Indeed, Puerto Viejo is something of a melting pot, with a rich mix of Afro-Caribbean, indigenous, Spanish, Costa Rican and expat influences. Spotting colors, flags and food from Jamaica and coming across other English-speaking locales is as frequent as finding Costa Rican signs.
Brownlee added it was this relaxed vibe and mishmash of cultures that first attracted him to the destination.
“You could tell [Puerto Viejo] had this Bohemian, hippie culture,” he said. “That appealed to me. [People with Type A personalities] do not do well here.”
It’s not uncommon to see Rastafarian-inspired decorations and hairstyles in Puerto Viejo. Residents and visitors blend together as they stroll along the main street, popping into small bars, restaurants and shops by day and night. It’s a place where expats are drawn to visit and live since English is a prominent local language (in fact, the original name of the town was Old Harbor until the Costa Rican government changed it).
Small-scale hotels, bars and restaurants are the norm here, with a variety of attractive accommodations. In addition to Banana Azul, there’s Le Cameleon, the destination’s most upscale property with a stylish contemporary vibe and a hip beach club; Cariblue Beach and Jungle Resort, which has 45 rooms and a lovely restaurant; and La Costa de Papito, offering 12 rooms and a beautiful spa facility.
Rolando Soto, president of Southern Caribbean Tourism Chamber, said approximately 72 percent of the land is dedicated to national parks and wildlife, and the largest hotel in the area contains only 40 rooms.
He explained nature lovers and surfers are among the most common types of visitors and that the “virgin nature, which you won’t find easily on the Pacific coast” is what differentiates the region from the rest of Costa Rica.
One of Soto’s main goals is to support the acquisition of land between the towns of Puerto Viejo and neighboring small city Cahuita by constructing a small airport for more efficient flights to and from Costa Rica’s San Jose. He hopes that within four years, they will be able to welcome 30-passenger planes.
Costa Rica’s Caribbean coast can provide as many or as few activities as a traveler desires. Days can be spent lazing along the beach, sipping pipa fria (i.e., coconut water served inside the coconut) or taking tours. I enjoyed a walk through the nature preserve at Manzanillo Beach, where it’s possible — though not guaranteed — to spot species of toucan, kingfishers, snowy egrets, iguanas, howler monkeys and anteaters.
Animal viewing is a safer bet at the Jaguar Rescue Center, which was founded by a biologist and a herpetologist about 6 years ago. Named after one of the center’s first residents (a baby jaguar), the facility is staffed mostly by volunteers. It provides shelter to dozens of injured, abandoned, mistreated and orphaned animals, including deer, howler monkeys, toucans, ocelots, caimans and more. Guided tours last about an hour and a half.

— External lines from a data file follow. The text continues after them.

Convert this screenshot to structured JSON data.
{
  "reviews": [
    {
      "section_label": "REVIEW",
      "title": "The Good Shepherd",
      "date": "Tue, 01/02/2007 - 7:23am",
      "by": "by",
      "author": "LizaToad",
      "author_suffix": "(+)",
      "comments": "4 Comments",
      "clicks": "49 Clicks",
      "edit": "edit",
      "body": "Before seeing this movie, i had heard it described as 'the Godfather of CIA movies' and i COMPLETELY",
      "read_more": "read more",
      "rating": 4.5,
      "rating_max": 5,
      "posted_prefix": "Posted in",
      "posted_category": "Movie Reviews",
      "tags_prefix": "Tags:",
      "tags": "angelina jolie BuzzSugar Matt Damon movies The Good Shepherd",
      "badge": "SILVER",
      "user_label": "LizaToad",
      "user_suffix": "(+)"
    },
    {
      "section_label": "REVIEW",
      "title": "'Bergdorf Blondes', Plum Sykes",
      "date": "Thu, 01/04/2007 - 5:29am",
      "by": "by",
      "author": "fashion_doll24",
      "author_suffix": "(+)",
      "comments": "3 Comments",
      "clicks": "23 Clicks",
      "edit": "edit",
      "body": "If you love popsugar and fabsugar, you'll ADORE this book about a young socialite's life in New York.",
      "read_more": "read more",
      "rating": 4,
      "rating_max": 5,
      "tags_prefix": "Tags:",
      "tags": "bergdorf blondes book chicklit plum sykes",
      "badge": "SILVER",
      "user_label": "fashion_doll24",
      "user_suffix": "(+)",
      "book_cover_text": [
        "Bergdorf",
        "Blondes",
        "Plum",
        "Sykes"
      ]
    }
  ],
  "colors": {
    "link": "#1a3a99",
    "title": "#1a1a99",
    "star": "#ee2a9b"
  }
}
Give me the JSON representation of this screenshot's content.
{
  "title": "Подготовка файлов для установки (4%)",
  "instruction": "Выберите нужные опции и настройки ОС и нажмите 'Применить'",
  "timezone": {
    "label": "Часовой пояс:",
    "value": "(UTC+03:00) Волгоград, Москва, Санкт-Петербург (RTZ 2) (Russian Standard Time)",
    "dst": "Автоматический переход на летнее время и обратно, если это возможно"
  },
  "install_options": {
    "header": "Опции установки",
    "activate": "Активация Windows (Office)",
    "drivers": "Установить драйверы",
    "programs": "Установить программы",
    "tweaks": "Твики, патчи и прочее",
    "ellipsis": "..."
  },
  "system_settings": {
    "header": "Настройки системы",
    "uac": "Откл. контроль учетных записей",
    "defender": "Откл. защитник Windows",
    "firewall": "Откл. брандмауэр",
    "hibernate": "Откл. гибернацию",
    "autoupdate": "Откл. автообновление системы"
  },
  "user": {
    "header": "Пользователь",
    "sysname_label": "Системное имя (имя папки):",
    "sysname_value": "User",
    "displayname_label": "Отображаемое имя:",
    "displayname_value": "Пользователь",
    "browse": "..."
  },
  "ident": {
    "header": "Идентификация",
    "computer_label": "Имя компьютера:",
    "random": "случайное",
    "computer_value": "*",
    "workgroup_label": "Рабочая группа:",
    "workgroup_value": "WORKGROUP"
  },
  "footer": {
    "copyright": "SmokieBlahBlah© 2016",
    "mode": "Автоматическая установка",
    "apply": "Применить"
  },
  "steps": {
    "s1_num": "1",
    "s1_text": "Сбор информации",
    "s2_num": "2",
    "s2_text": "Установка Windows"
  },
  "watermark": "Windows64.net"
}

Additional activities, which can be arranged either through tour companies or independently, include kayaking, bicycling, snorkeling, horseback riding, cooking classes and visits to former cocoa plantations to learn about decades-old traditions of chocolate production.
It’s also easy to combine Puerto Viejo with a visit to equally laid-back Bocas del Toro, Panama, which is approximately 4 hours away by Caribe Shuttle bus.